[Interface dataset entries]
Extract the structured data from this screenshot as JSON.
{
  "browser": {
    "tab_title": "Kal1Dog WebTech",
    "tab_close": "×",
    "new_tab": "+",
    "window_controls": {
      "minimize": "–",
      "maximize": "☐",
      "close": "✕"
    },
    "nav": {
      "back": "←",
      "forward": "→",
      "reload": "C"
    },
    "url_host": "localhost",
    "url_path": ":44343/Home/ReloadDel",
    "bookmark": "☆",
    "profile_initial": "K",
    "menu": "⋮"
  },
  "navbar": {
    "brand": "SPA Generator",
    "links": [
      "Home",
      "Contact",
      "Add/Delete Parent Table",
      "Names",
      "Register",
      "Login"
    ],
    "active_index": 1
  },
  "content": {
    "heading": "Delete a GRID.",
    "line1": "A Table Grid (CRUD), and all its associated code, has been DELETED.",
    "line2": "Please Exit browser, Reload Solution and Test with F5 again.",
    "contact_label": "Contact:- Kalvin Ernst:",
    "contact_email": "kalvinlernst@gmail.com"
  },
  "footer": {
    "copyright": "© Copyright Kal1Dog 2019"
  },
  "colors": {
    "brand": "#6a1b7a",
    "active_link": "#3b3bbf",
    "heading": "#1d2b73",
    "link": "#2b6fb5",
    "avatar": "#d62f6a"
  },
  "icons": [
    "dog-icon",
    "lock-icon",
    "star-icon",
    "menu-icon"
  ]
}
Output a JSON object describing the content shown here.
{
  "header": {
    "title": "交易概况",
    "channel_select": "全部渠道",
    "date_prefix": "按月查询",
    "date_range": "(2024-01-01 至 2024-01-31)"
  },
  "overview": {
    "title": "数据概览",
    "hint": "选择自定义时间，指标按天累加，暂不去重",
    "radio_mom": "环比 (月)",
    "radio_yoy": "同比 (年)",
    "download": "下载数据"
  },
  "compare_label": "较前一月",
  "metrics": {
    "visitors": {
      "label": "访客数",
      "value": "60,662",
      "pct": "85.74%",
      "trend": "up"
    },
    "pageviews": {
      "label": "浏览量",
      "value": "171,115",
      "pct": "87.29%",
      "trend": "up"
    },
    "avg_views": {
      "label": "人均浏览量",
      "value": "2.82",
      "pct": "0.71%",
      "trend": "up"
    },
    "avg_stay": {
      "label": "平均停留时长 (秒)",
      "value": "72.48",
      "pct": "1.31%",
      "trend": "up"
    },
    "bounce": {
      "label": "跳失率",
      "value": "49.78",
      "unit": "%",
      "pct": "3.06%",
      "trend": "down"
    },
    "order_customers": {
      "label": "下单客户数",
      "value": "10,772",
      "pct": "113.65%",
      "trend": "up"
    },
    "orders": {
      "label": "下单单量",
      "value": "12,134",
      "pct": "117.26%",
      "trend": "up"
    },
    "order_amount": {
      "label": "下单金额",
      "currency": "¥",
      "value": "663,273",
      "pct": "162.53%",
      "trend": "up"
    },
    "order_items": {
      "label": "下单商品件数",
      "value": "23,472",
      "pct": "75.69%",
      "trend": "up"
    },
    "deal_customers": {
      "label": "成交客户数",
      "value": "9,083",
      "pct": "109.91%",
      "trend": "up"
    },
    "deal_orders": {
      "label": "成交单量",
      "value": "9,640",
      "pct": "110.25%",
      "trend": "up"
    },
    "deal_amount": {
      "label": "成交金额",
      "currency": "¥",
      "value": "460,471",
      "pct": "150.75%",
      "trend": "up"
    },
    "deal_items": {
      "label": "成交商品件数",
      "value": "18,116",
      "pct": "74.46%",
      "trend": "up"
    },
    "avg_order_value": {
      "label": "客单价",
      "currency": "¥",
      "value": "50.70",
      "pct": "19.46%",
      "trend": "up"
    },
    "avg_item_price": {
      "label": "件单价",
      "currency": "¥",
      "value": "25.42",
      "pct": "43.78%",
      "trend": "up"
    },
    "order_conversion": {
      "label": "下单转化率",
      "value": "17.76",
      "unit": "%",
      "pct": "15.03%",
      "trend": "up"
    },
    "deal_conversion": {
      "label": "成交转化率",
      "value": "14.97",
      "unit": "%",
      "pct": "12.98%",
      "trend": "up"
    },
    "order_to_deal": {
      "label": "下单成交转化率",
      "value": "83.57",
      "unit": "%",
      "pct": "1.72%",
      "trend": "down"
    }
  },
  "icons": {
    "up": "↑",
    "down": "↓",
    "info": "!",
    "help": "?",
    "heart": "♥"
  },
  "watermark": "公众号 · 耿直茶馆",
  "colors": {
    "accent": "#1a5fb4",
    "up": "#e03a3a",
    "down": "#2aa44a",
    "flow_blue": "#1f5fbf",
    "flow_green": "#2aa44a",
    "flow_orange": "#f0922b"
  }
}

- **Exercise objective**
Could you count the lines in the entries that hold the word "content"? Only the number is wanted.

- **Solved problem**
2